[Given data — start]

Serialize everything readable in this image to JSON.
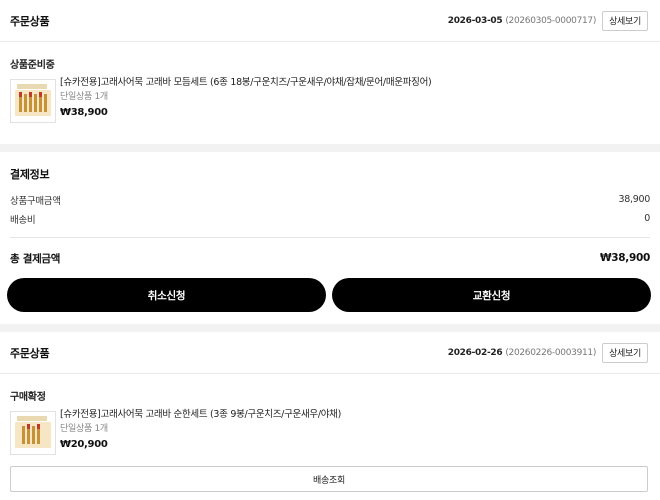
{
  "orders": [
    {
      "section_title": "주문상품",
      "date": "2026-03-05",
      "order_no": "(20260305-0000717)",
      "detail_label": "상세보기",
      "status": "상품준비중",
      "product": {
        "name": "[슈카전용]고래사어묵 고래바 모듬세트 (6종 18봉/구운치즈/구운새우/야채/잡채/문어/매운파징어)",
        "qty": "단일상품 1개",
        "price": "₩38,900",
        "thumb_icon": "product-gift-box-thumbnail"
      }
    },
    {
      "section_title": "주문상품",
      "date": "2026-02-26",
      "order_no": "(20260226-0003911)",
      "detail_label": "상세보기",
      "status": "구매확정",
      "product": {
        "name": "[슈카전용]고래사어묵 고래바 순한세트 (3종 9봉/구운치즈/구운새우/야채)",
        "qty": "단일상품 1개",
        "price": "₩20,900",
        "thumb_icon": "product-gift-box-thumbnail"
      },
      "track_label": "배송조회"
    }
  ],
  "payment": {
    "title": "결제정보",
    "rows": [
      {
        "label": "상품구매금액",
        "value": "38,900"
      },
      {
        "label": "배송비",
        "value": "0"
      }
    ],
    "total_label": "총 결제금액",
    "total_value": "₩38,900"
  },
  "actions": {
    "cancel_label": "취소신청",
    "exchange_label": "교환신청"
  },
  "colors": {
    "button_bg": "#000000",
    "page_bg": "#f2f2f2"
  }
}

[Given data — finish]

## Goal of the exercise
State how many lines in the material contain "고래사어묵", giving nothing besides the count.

## Result
2